ScreenAge highlights how art imitates life. So, how do you think the Drag Race franchise has impacted LGBTQ+ rights and visibility around the world?

Drag Race is not the only show, by any means. There have been so many other queer shows that have helped pave the way, but we’re here, we’re queer and we’re visible. Now that we’re seen, people are adjusting the way they think about queerness. Before the Screen Age, every family would have a gay uncle or a queer person in it, but as a family and as a society, they could function by ignoring that and not talking about it; not accommodating or even recognising that person. It would be the secret. It would be the shame. That has changed and I love that kids today can embrace Drag Race and can bring their parents to DragCon because there is nothing to be ashamed of. Queer people have a lot to give and it’s a better world where any kind of person isn’t shoved to the side or ignored or told they are wrong. It shouldn’t exist.

As ScreenAge explores how far LGBTQ+ representation has come in our new age of television, what changes would you like to celebrate 20 years from now?

Reality TV has gone through a change in that some of the earlier iterations of reality TV were pitting people against each other or putting them in potentially terrible situations, like There’s Something About Miriam. Remember that? The dating show where the guys went into a house…

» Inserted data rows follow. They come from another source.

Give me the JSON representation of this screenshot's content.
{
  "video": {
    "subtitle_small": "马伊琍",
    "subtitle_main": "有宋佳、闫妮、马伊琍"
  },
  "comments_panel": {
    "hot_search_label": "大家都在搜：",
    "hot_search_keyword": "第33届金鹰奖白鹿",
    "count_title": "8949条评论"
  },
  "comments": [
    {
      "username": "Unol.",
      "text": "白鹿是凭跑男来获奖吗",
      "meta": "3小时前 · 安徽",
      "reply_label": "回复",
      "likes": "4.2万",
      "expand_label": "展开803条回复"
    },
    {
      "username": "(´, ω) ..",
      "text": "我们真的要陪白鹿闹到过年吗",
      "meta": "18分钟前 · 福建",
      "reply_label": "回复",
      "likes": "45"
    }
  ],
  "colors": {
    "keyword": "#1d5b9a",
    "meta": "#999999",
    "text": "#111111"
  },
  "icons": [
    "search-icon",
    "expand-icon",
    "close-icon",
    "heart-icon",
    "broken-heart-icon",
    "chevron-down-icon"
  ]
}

They didn’t know Miriam was trans, right?

None of the guys knew. What we’ve also seen in Drag Race is an evolving camaraderie between the queens. Yes, they’re in a competition to win. At the same time, they’re all there for each other. The bonding and the sense of community is really strong. That’s going to continue to evolve and grow. It’s impossible to say what the future holds. I hope everyone is still here in 20 years! Every day seems like we’re teetering on the edge of an apocalypse.

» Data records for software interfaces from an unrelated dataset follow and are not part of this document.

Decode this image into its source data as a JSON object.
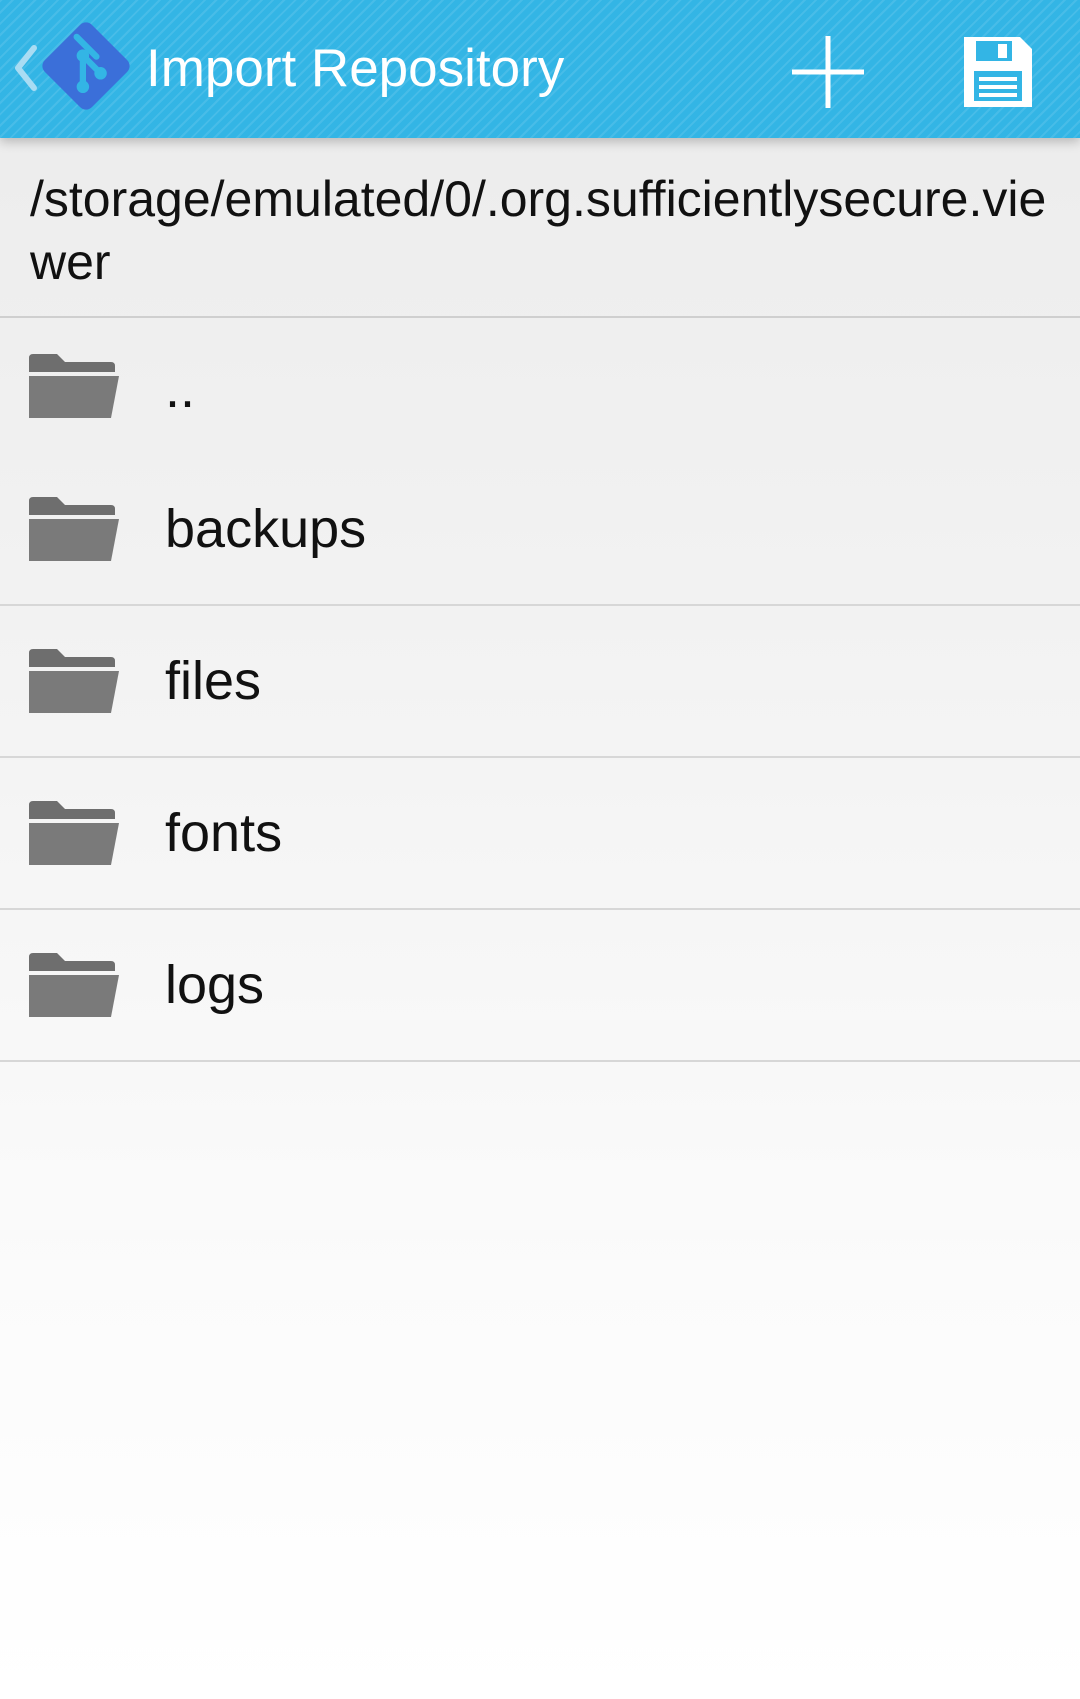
{
  "action_bar": {
    "title": "Import Repository",
    "up_icon": "chevron-left-icon",
    "logo_icon": "git-logo-icon",
    "actions": [
      {
        "name": "add-button",
        "icon": "plus-icon"
      },
      {
        "name": "save-button",
        "icon": "floppy-disk-icon"
      }
    ]
  },
  "current_path": "/storage/emulated/0/.org.sufficientlysecure.viewer",
  "folders": [
    {
      "label": "..",
      "icon": "folder-icon"
    },
    {
      "label": "backups",
      "icon": "folder-icon"
    },
    {
      "label": "files",
      "icon": "folder-icon"
    },
    {
      "label": "fonts",
      "icon": "folder-icon"
    },
    {
      "label": "logs",
      "icon": "folder-icon"
    }
  ],
  "colors": {
    "action_bar": "#33b5e5",
    "logo": "#3b6fd9",
    "folder_icon": "#6e6e6e",
    "text": "#111111"
  }
}
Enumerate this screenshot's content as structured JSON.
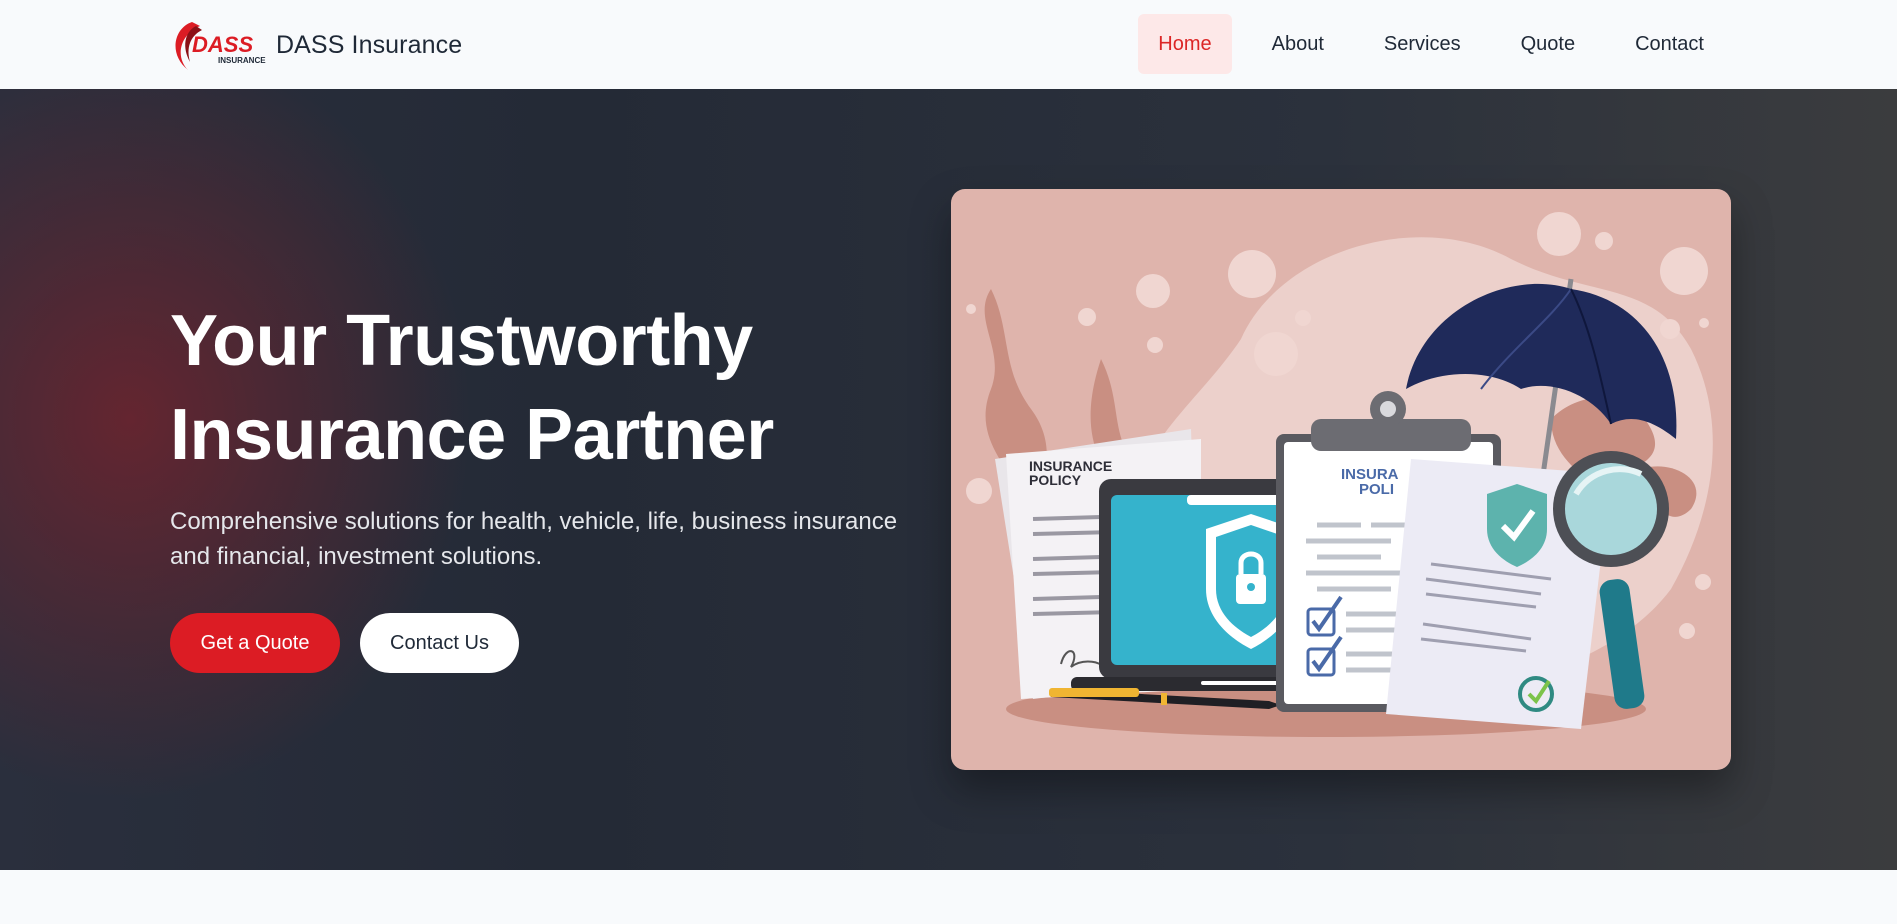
{
  "brand": {
    "name": "DASS Insurance",
    "logo_word": "DASS",
    "logo_sub": "INSURANCE",
    "accent": "#dc1c24"
  },
  "nav": {
    "items": [
      {
        "label": "Home",
        "active": true
      },
      {
        "label": "About",
        "active": false
      },
      {
        "label": "Services",
        "active": false
      },
      {
        "label": "Quote",
        "active": false
      },
      {
        "label": "Contact",
        "active": false
      }
    ]
  },
  "hero": {
    "title_line1": "Your Trustworthy",
    "title_line2": "Insurance Partner",
    "subtitle": "Comprehensive solutions for health, vehicle, life, business insurance and financial, investment solutions.",
    "primary_button": "Get a Quote",
    "secondary_button": "Contact Us"
  },
  "illustration": {
    "doc_left_title_1": "INSURANCE",
    "doc_left_title_2": "POLICY",
    "clipboard_title_1": "INSURA",
    "clipboard_title_2": "POLI",
    "colors": {
      "card_bg": "#dfb4ac",
      "umbrella": "#1f2a5a",
      "laptop_screen": "#35b3cc",
      "shield": "#5db3ad"
    }
  }
}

I saw a tweet that said a meteor the size of the Eiffel Tower was heading for Earth and thought, ‘C’mon then! Hurry up!’

Right? The meteor. Twitter. Trump. All that craziness. I think the inspiring thing about television is that its mission is to make everything visible. That’s why it’s so different to the movies. The movies are all about creating magic and an illusion. It’s distant and remote, yet in television we go behind-the-scenes. We show what it is. Again, that’s why drag is perfect for TV because you see the construction and know that it’s a construction. It’s a creation. It’s an expression. That’s why it’s so different to the movies. TV is a revelatory medium. I’m rambling aren’t I? I probably won’t be here in 20 years, so I don’t have to worry about it.

ScreenAge: How TV Shaped Our Reality, From Tammy Faye to RuPaul’s Drag Race by Fenton Bailey is published by Ebury Press and is available in all good bookstores now. Order here.